Even Prime Minister Lee himself needed a reminder about social distancing. A video showing his wife tapping him on the shoulder when he got too close to another voter in the queue made the rounds on social media.
In a statement, the Elections Department (ELD) attributed the issue to people ignoring their time slots, as well as other safety measures like requiring voters to wear gloves.
“More voters than expected turned up outside their assigned voting time-bands. This, together with measures that had been put in place to ensure safe voting led to long queues,” the ELD said.
The long-ruling People’s Action Party (PAP), led by Prime Minister Lee Hsien Loong, was widely expected to return to power. Their share of votes in past elections has never fallen below 60 percent, and they have always managed to retain their super majority in parliament.

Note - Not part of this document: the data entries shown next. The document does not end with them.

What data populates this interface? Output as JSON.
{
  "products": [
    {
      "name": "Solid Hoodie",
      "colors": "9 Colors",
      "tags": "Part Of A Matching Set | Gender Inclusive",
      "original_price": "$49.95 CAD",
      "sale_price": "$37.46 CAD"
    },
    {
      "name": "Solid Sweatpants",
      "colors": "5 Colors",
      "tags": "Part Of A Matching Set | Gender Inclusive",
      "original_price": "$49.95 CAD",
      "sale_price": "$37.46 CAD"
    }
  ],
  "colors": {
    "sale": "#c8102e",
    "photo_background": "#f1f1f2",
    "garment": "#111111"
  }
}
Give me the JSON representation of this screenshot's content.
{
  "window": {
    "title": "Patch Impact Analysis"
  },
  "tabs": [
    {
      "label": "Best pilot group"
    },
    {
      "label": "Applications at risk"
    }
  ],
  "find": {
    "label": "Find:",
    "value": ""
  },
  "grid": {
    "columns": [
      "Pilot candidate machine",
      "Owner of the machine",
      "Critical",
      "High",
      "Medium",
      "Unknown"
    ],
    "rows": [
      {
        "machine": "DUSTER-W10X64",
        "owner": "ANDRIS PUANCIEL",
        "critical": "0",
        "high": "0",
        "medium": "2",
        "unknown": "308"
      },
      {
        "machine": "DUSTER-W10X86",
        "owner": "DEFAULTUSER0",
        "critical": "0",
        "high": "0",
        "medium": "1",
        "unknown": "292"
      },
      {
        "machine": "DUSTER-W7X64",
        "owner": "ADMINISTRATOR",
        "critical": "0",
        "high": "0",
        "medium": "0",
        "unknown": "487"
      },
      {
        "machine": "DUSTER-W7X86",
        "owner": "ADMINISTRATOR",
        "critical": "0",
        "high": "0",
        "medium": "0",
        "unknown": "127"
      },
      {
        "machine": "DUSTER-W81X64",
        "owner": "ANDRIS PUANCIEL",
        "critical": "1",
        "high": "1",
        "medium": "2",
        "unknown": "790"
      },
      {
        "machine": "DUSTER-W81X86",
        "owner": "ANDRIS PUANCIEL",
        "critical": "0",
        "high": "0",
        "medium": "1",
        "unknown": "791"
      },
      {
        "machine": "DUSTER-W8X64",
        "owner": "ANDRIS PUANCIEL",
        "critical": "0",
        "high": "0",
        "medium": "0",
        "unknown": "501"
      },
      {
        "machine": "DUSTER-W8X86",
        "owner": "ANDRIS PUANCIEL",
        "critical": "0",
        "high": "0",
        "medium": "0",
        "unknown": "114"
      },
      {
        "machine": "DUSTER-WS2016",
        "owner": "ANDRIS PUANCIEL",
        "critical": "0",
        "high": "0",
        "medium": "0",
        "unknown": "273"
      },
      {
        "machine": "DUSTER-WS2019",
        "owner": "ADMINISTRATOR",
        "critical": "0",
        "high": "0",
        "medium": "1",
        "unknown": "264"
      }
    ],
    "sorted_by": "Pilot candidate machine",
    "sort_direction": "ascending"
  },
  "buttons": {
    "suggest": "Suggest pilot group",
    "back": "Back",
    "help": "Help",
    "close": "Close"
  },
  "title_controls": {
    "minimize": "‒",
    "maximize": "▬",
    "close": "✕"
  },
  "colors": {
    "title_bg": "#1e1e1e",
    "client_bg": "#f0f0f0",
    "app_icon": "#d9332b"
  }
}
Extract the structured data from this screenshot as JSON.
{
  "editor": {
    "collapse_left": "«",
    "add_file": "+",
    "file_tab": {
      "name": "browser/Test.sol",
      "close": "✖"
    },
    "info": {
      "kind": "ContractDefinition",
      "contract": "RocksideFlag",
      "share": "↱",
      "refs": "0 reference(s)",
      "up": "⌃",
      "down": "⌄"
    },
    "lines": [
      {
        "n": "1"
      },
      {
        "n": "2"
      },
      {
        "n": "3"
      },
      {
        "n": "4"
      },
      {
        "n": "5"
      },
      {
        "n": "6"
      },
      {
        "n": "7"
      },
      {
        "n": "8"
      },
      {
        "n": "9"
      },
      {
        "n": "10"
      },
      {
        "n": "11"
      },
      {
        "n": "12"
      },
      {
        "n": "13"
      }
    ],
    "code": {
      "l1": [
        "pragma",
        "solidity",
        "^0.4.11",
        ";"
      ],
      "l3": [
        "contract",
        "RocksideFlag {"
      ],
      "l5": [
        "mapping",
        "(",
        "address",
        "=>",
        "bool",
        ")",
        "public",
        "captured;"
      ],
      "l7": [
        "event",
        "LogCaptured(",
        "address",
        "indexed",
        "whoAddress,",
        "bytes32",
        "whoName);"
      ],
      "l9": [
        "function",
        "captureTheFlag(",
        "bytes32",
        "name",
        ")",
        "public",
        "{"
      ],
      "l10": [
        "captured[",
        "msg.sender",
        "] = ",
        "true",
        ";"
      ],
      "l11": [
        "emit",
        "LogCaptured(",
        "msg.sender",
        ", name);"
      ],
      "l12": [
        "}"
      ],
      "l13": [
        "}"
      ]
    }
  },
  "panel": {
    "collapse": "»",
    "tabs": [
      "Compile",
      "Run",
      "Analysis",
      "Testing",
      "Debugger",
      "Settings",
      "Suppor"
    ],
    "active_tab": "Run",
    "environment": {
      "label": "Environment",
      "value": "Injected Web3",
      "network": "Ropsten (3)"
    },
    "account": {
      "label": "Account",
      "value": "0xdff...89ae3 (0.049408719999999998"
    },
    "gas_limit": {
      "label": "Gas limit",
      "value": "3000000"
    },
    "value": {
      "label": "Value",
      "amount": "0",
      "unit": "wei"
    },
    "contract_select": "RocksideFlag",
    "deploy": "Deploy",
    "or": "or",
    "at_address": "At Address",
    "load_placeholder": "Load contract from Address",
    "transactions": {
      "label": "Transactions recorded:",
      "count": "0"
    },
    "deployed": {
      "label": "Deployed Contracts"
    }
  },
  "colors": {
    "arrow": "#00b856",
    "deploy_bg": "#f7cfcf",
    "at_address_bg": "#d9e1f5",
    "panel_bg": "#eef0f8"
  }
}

With the absence of physical rallies, the internet undisputedly played a huge role in this year’s election. Voters tuned in to lively e-debates, supporting their favorite candidates from the safety of their homes, but questions remained as to whether online passion would translate to votes.
Resident Samuel Wee, a third-time voter in his thirties, queued up for over an hour to cast his vote.
“I’d honestly rather be home but this year’s vote is especially important given how much the world has changed since the last election in 2015,” Wee told VICE News.
He lost his job after the pandemic hit and remains on the fence about the government.
“Jobless Singaporeans like me obviously welcome the extra help from the PAP. We expect them to do their job in looking after our interests,” he said. “But the spikes in the number of daily virus infections made me lose faith in their ability to keep the crisis under control. I want them to do better.”
Lee Hsien Yang, the prime minister’s estranged younger brother and now a member of the opposition Progress Singapore Party, also questioned PAP's timing on the elections.
“The PAP calculus was that no one would want to rock the boat in the middle of a pandemic,” he told VICE News. “Their specious argument was that they needed ‘a strong mandate’ to fight COVID-19. But governments in New Zealand and Taiwan operated under very narrow majorities and executed their respective fights against the virus far better than Singapore did.”
According to Tan, the law professor, the PAP will now have their work cut out for them.
“Lee Hsien Loong and his government will have to ensure that Singapore and Singaporans are cared for and emerge stronger from this crisis long after the elections are over,” he said.
This article originally appeared on VICE US.